Chris Knighton, an agent with Keller Williams, ascribes to the IVIB method for winning clients: Introduction, Value, Information, Business.
He explains the method using an interesting – and useful – analogy.
“Have you ever picked up a girl at the bar? When you see a cute girl at the bar, what’s the first thing you do? Break the ice. You introduce yourself. Hey, my name is Chris, what’s yours? There’s your I, the introduction,” Knighton explained. “You offer her a drink, there’s your V. There’s your value. Then, what’s your I – information – what do you ask for? Her phone number. And then you start to have a great time with her and what’s the B, the business? You ask if she wants to come home with you.”
However, that sort of relationship is strictly transactional, according to Knighton.
To develop a more fulfilling relationship – whether it’s with a love interest or a client – requires a meaningful relationship.
“If you look at it this way, you can always go to the bar and pick someone up. You can go and have a one-night stand but that’s not fulfilling,” he said. “A one-night stand is transactional. If you want to have a meaningful relationship, you want to build it over time by building trust. When you do get into that business aspect of it, they trust you, they’re more open, and it’s a more fulfilling relationship for both.”
Knighton, who has over 10 years of real estate experience, is currently working on a book entitled The Perfect Real Estate Sales Script … is not a Script at all: Building relationships through conversation and value to create lifelong clients and a never-ending referral source.
“My premise of the book is the perfect real estate script: Building relationships through conversation and building a never-ending referral source through your database. You have to feed it and you have to nurture it and that comes from scripting,” Knighton said. “It’s going to have a lot to do with mindset. In our realm of things your business grows at the extent you do.”
Knighton is aiming to publish by the end of the year.
And if his bar allegory is any indication, it’ll be an entertaining read.
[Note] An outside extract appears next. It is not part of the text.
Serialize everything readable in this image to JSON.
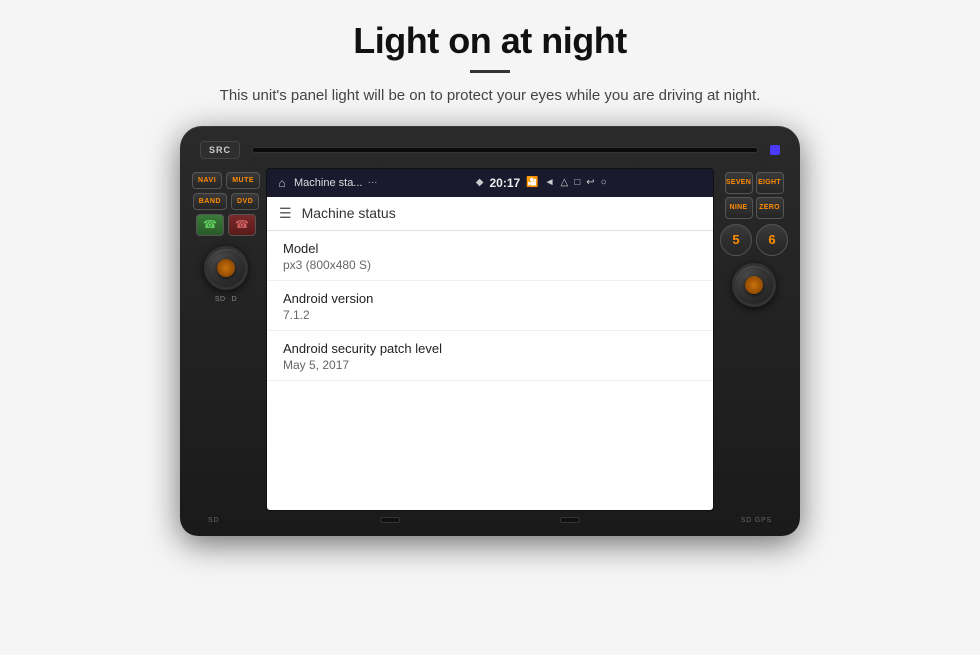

Earning clients is similar to meeting people at the bar, argues one agent who is currently working on his first book: You can either have a transactional relationship or one that’s built on trust.